Web page and app entries
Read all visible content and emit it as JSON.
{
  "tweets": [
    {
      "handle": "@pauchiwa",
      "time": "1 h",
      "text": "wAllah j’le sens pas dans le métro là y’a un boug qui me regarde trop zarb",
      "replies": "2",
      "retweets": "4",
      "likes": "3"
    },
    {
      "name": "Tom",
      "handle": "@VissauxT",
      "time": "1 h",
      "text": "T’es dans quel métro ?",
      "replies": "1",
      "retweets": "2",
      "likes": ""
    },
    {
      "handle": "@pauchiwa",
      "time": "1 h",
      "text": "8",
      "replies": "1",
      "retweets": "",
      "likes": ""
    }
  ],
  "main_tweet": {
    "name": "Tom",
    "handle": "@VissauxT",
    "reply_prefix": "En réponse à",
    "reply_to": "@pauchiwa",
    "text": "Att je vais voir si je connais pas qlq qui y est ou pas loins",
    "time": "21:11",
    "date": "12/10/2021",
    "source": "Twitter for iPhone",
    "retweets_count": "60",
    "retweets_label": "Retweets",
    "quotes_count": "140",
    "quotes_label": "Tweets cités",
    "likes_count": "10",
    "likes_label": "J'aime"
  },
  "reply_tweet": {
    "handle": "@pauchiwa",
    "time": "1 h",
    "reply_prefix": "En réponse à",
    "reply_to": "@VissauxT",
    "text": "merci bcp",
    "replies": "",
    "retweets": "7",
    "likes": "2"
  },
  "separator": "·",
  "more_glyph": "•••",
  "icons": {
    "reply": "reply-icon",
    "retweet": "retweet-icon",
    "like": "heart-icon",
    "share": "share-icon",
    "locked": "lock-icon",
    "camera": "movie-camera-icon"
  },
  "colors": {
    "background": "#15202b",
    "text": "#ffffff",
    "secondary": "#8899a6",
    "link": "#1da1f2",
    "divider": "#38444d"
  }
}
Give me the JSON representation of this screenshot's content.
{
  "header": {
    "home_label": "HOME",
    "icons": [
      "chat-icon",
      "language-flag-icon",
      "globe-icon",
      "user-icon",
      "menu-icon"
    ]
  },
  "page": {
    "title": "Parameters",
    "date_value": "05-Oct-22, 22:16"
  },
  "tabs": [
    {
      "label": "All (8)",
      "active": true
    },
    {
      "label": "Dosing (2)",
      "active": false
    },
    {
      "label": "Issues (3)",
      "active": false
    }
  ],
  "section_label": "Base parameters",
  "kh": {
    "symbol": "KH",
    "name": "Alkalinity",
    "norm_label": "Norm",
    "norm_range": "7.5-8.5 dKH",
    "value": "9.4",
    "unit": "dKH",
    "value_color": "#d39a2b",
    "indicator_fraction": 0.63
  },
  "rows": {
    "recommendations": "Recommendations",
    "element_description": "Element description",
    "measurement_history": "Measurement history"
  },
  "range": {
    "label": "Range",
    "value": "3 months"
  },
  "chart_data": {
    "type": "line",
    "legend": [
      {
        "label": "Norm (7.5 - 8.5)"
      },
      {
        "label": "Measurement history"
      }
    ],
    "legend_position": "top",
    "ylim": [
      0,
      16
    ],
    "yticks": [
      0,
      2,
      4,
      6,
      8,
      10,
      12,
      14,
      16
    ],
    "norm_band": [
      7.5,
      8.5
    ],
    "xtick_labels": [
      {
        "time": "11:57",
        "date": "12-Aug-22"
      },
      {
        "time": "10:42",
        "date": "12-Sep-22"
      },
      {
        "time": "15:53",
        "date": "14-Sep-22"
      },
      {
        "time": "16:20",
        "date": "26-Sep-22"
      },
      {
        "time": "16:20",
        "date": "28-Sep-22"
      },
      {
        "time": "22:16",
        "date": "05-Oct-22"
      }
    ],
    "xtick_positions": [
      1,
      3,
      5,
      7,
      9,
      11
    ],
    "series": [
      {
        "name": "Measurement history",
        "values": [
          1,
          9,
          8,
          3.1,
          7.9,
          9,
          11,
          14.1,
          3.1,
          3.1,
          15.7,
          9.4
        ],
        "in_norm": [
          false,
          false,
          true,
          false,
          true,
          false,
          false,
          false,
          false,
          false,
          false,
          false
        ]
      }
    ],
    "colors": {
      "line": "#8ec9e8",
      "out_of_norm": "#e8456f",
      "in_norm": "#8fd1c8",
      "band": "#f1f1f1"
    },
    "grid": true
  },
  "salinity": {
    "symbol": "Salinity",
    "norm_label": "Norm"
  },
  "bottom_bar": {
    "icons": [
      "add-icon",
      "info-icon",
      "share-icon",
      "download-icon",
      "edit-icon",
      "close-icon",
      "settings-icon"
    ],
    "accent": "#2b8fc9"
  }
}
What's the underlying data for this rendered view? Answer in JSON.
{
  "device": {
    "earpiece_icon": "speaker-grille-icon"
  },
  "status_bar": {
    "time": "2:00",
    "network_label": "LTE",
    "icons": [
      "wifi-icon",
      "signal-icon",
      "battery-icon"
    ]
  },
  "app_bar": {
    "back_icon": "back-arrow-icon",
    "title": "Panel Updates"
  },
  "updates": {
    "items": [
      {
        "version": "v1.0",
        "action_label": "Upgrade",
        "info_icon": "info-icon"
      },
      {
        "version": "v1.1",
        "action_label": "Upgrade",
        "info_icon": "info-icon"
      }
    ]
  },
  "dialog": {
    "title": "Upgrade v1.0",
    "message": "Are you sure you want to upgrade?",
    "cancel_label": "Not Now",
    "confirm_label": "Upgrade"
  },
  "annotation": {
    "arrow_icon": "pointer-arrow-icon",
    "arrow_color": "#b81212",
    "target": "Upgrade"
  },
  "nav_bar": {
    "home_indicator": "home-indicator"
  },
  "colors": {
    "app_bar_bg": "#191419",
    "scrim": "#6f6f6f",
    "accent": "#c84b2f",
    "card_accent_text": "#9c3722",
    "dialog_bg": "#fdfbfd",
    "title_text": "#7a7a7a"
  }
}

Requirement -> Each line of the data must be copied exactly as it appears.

Exercise result ->
Read all visible content and emit it as JSON.
{
  "tweets": [
    {
      "handle": "@pauchiwa",
      "time": "1 h",
      "text": "wAllah j’le sens pas dans le métro là y’a un boug qui me regarde trop zarb",
      "replies": "2",
      "retweets": "4",
      "likes": "3"
    },
    {
      "name": "Tom",
      "handle": "@VissauxT",
      "time": "1 h",
      "text": "T’es dans quel métro ?",
      "replies": "1",
      "retweets": "2",
      "likes": ""
    },
    {
      "handle": "@pauchiwa",
      "time": "1 h",
      "text": "8",
      "replies": "1",
      "retweets": "",
      "likes": ""
    }
  ],
  "main_tweet": {
    "name": "Tom",
    "handle": "@VissauxT",
    "reply_prefix": "En réponse à",
    "reply_to": "@pauchiwa",
    "text": "Att je vais voir si je connais pas qlq qui y est ou pas loins",
    "time": "21:11",
    "date": "12/10/2021",
    "source": "Twitter for iPhone",
    "retweets_count": "60",
    "retweets_label": "Retweets",
    "quotes_count": "140",
    "quotes_label": "Tweets cités",
    "likes_count": "10",
    "likes_label": "J'aime"
  },
  "reply_tweet": {
    "handle": "@pauchiwa",
    "time": "1 h",
    "reply_prefix": "En réponse à",
    "reply_to": "@VissauxT",
    "text": "merci bcp",
    "replies": "",
    "retweets": "7",
    "likes": "2"
  },
  "separator": "·",
  "more_glyph": "•••",
  "icons": {
    "reply": "reply-icon",
    "retweet": "retweet-icon",
    "like": "heart-icon",
    "share": "share-icon",
    "locked": "lock-icon",
    "camera": "movie-camera-icon"
  },
  "colors": {
    "background": "#15202b",
    "text": "#ffffff",
    "secondary": "#8899a6",
    "link": "#1da1f2",
    "divider": "#38444d"
  }
}
Give me the JSON representation of this screenshot's content.
{
  "header": {
    "home_label": "HOME",
    "icons": [
      "chat-icon",
      "language-flag-icon",
      "globe-icon",
      "user-icon",
      "menu-icon"
    ]
  },
  "page": {
    "title": "Parameters",
    "date_value": "05-Oct-22, 22:16"
  },
  "tabs": [
    {
      "label": "All (8)",
      "active": true
    },
    {
      "label": "Dosing (2)",
      "active": false
    },
    {
      "label": "Issues (3)",
      "active": false
    }
  ],
  "section_label": "Base parameters",
  "kh": {
    "symbol": "KH",
    "name": "Alkalinity",
    "norm_label": "Norm",
    "norm_range": "7.5-8.5 dKH",
    "value": "9.4",
    "unit": "dKH",
    "value_color": "#d39a2b",
    "indicator_fraction": 0.63
  },
  "rows": {
    "recommendations": "Recommendations",
    "element_description": "Element description",
    "measurement_history": "Measurement history"
  },
  "range": {
    "label": "Range",
    "value": "3 months"
  },
  "chart_data": {
    "type": "line",
    "legend": [
      {
        "label": "Norm (7.5 - 8.5)"
      },
      {
        "label": "Measurement history"
      }
    ],
    "legend_position": "top",
    "ylim": [
      0,
      16
    ],
    "yticks": [
      0,
      2,
      4,
      6,
      8,
      10,
      12,
      14,
      16
    ],
    "norm_band": [
      7.5,
      8.5
    ],
    "xtick_labels": [
      {
        "time": "11:57",
        "date": "12-Aug-22"
      },
      {
        "time": "10:42",
        "date": "12-Sep-22"
      },
      {
        "time": "15:53",
        "date": "14-Sep-22"
      },
      {
        "time": "16:20",
        "date": "26-Sep-22"
      },
      {
        "time": "16:20",
        "date": "28-Sep-22"
      },
      {
        "time": "22:16",
        "date": "05-Oct-22"
      }
    ],
    "xtick_positions": [
      1,
      3,
      5,
      7,
      9,
      11
    ],
    "series": [
      {
        "name": "Measurement history",
        "values": [
          1,
          9,
          8,
          3.1,
          7.9,
          9,
          11,
          14.1,
          3.1,
          3.1,
          15.7,
          9.4
        ],
        "in_norm": [
          false,
          false,
          true,
          false,
          true,
          false,
          false,
          false,
          false,
          false,
          false,
          false
        ]
      }
    ],
    "colors": {
      "line": "#8ec9e8",
      "out_of_norm": "#e8456f",
      "in_norm": "#8fd1c8",
      "band": "#f1f1f1"
    },
    "grid": true
  },
  "salinity": {
    "symbol": "Salinity",
    "norm_label": "Norm"
  },
  "bottom_bar": {
    "icons": [
      "add-icon",
      "info-icon",
      "share-icon",
      "download-icon",
      "edit-icon",
      "close-icon",
      "settings-icon"
    ],
    "accent": "#2b8fc9"
  }
}
What's the underlying data for this rendered view? Answer in JSON.
{
  "device": {
    "earpiece_icon": "speaker-grille-icon"
  },
  "status_bar": {
    "time": "2:00",
    "network_label": "LTE",
    "icons": [
      "wifi-icon",
      "signal-icon",
      "battery-icon"
    ]
  },
  "app_bar": {
    "back_icon": "back-arrow-icon",
    "title": "Panel Updates"
  },
  "updates": {
    "items": [
      {
        "version": "v1.0",
        "action_label": "Upgrade",
        "info_icon": "info-icon"
      },
      {
        "version": "v1.1",
        "action_label": "Upgrade",
        "info_icon": "info-icon"
      }
    ]
  },
  "dialog": {
    "title": "Upgrade v1.0",
    "message": "Are you sure you want to upgrade?",
    "cancel_label": "Not Now",
    "confirm_label": "Upgrade"
  },
  "annotation": {
    "arrow_icon": "pointer-arrow-icon",
    "arrow_color": "#b81212",
    "target": "Upgrade"
  },
  "nav_bar": {
    "home_indicator": "home-indicator"
  },
  "colors": {
    "app_bar_bg": "#191419",
    "scrim": "#6f6f6f",
    "accent": "#c84b2f",
    "card_accent_text": "#9c3722",
    "dialog_bg": "#fdfbfd",
    "title_text": "#7a7a7a"
  }
}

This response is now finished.